A chapter of my book Deep Green is dedicated to the importance of mental wellness. If we want to help the world, we have to keep our own minds in order.
Life is filled with storms. Minds are prone to all manner of mind-weather. Deluges, tornadoes, deadly slack doldrums.
About 20 years ago, back when I lived in Austin, I got into fire-spinning for awhile. It started when I saw some celestial-looking woman doing a performance at a party I’d stumbled into where I didn’t know anyone. And this mysterious girl was literally swinging balls of fire on the ends of two-foot-long chains.
I was hooked, and wanted to do it. But had no idea how to approach this woman. The very next day, as I was running errands on foot downtown, I crossed paths with her on the sidewalk! About once a week for a few months, we met in a park and she taught me essentials of her craft.
She was a superb teacher, not only in terms of technique but also in terms of imparting a mind-set. One thing she said has really stuck with me. What she imparted to me me is, it’s possible to do an excellent performance no matter what state of mind you’re in. You can be feeling sad about something in your life; anxious; angry; even checked-out, and still you can give a great performance, provided one thing: that you are in touch with however you are feeling at that moment. (And yes, it is possible to be in touch even with “feeling checked-out.”)
That advice has never failed me, whether at firedancing (for the few years I was a fire performer), or at going on the radio, or giving a talk, or meeting up with friends, or consulting at a client’s property. Or writing this blog. Or going through a divorce.
Or, in the funeral parlor before the cremation, paying respects to the physical form that had housed the spirit of the woman who birthed me into this world.
The mind is ground zero. We have to be willing to know ourselves and face inner stuff that isn’t always pretty. Regrets, self-reflection. Memories of our own cowardice or unkindness or whatever else. We need tools, and most of us also need support of some kind from other people. Getting out into nature is essential too.
This month it’ll be two years since my mother’s passing. It still feels fresh in some ways; I’m still picking up some pieces of my life and my mind that shattered or came unglued with her illness and passing. Actually, it was more like her transition switched on a spotlight in me, illuminating some pieces of my self and my life that were already shattered or unglued that I had not noticed before. Death of a close person has a way of illuminating those places in me.
Mental wellness is not the absence of struggle or difficult feelings. It took me a long time to learn that. I was ashamed of having apparently been born with “mental-health issues,” and for a long time I resisted the idea that I needed to make mental wellness the core of my life. Once I stopped resisting (as much), things got a lot better, and I became more able to show up in the world and contribute to the change I wanted to see.

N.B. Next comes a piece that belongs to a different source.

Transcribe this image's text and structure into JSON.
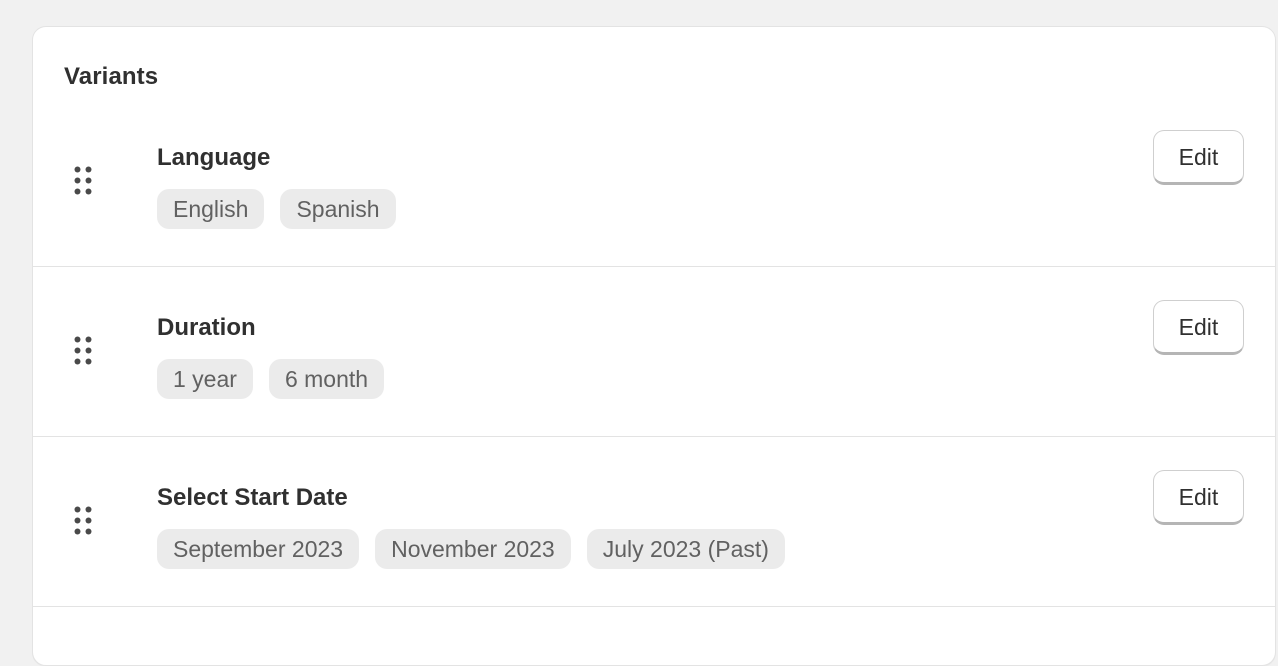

There’s a whole chapter of my book dedicated to the importance of cultivating mental/emotional wellness. It’s called “Get Your Mind in Order.” Getting our minds in order isn’t like mopping or sweeping or disinfecting a room, or shutting out the rough weather; it’s more like learning to trust ourselves and navigate the storms and open our whole heart to what is.
The mind feels like a muscle to me. As I practice being present with difficult feelings, it seems to stretch and become more resilient. I can tell when I’m on the right track when I feel my heart getting stronger and softer at the same time.

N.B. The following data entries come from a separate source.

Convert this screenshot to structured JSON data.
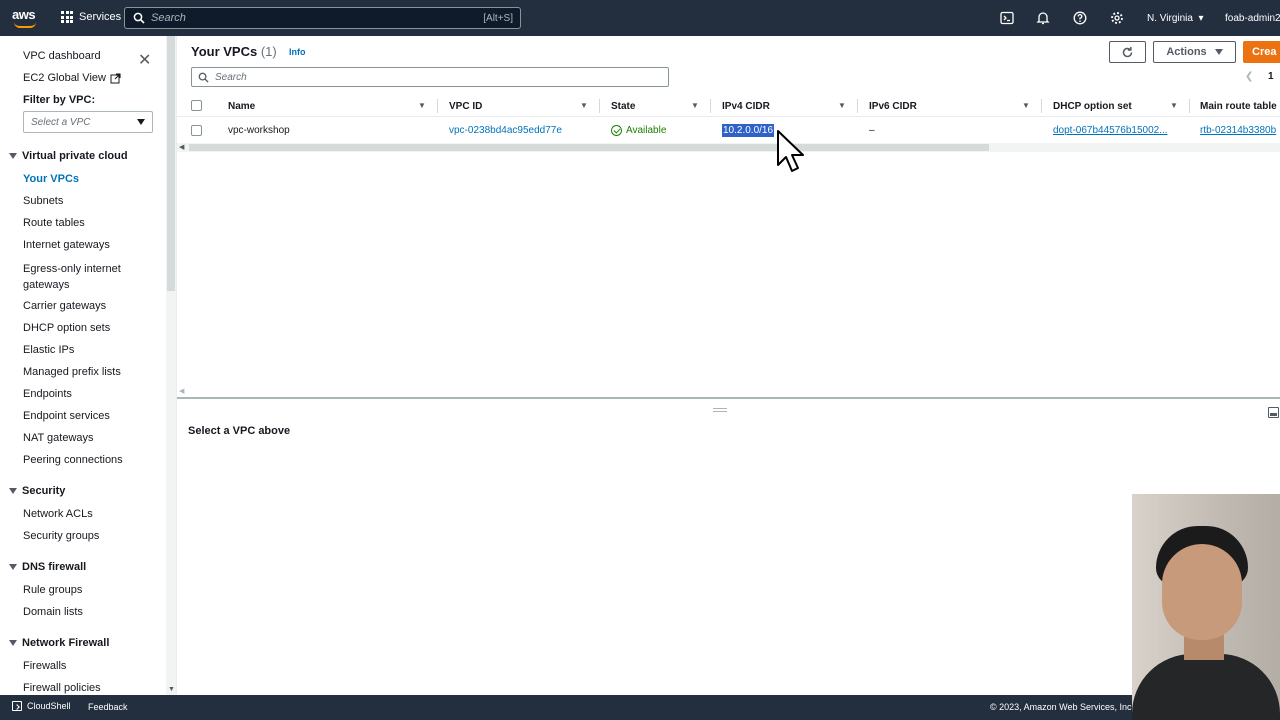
{
  "topbar": {
    "logo_text": "aws",
    "services_label": "Services",
    "search_placeholder": "Search",
    "search_shortcut": "[Alt+S]",
    "region": "N. Virginia",
    "account": "foab-admin2"
  },
  "sidebar": {
    "dashboard": "VPC dashboard",
    "global_view": "EC2 Global View",
    "filter_label": "Filter by VPC:",
    "filter_placeholder": "Select a VPC",
    "sections": {
      "vpc": "Virtual private cloud",
      "security": "Security",
      "dns_firewall": "DNS firewall",
      "network_firewall": "Network Firewall"
    },
    "items": {
      "your_vpcs": "Your VPCs",
      "subnets": "Subnets",
      "route_tables": "Route tables",
      "internet_gateways": "Internet gateways",
      "egress_line1": "Egress-only internet",
      "egress_line2": "gateways",
      "carrier_gateways": "Carrier gateways",
      "dhcp_option_sets": "DHCP option sets",
      "elastic_ips": "Elastic IPs",
      "managed_prefix_lists": "Managed prefix lists",
      "endpoints": "Endpoints",
      "endpoint_services": "Endpoint services",
      "nat_gateways": "NAT gateways",
      "peering_connections": "Peering connections",
      "network_acls": "Network ACLs",
      "security_groups": "Security groups",
      "rule_groups": "Rule groups",
      "domain_lists": "Domain lists",
      "firewalls": "Firewalls",
      "firewall_policies": "Firewall policies"
    }
  },
  "main": {
    "title": "Your VPCs",
    "count": "(1)",
    "info": "Info",
    "actions_label": "Actions",
    "create_label": "Crea",
    "search_placeholder": "Search",
    "page_number": "1",
    "columns": {
      "name": "Name",
      "vpc_id": "VPC ID",
      "state": "State",
      "ipv4": "IPv4 CIDR",
      "ipv6": "IPv6 CIDR",
      "dhcp": "DHCP option set",
      "main_route": "Main route table"
    },
    "row": {
      "name": "vpc-workshop",
      "vpc_id": "vpc-0238bd4ac95edd77e",
      "state": "Available",
      "ipv4": "10.2.0.0/16",
      "ipv6": "–",
      "dhcp": "dopt-067b44576b15002...",
      "main_route": "rtb-02314b3380b"
    },
    "detail_message": "Select a VPC above"
  },
  "footer": {
    "cloudshell": "CloudShell",
    "feedback": "Feedback",
    "copyright": "© 2023, Amazon Web Services, Inc."
  },
  "icons": {
    "search": "search-icon",
    "terminal": "cloudshell-icon",
    "bell": "notifications-icon",
    "help": "help-icon",
    "settings": "gear-icon",
    "refresh": "refresh-icon",
    "external": "external-link-icon",
    "cursor": "mouse-cursor-icon"
  },
  "colors": {
    "nav_bg": "#232f3e",
    "link": "#0073bb",
    "primary": "#ec7211",
    "success": "#1d8102",
    "selection": "#2f62c8"
  }
}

Stretching is a challenge. Many times my first reaction is to shrink back from the task of stretching. But that leads to a dry airless place I don’t care to inhabit.
This morning, Saturday, is the day of our local farmer’s market. I am going with the friend I usually go with. Time to get up (because I’ve been typing this in bed on a sweet cool gray morning), get dressed, and get my shopping bags out.

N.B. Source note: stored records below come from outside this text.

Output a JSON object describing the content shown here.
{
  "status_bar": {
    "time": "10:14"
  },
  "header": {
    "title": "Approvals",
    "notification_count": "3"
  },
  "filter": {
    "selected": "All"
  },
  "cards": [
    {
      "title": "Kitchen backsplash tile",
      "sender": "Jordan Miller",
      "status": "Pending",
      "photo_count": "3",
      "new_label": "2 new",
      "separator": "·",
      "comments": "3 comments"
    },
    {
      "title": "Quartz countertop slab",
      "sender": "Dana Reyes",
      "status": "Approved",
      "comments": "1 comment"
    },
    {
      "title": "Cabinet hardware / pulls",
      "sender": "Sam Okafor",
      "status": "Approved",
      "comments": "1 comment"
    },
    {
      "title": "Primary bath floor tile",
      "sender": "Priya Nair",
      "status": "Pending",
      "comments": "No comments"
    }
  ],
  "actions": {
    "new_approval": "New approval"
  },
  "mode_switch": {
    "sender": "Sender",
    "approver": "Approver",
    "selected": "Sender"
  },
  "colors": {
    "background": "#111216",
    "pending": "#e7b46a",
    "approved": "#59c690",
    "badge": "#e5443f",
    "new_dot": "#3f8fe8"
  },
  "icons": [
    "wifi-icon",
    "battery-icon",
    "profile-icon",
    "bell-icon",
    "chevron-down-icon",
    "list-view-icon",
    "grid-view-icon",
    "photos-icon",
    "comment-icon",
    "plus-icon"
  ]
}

Enjoy your day, dear reader. Whatever storms it brings, know that you can navigate them and become stronger. And know that you are making a difference in the world.
As always, I am deeply honored by your presence here on this blog. Thank you for reading. And thank you for guiding me — because you do, although silently and anonymously, give me guidance on what to write next. You are like a secret source of light.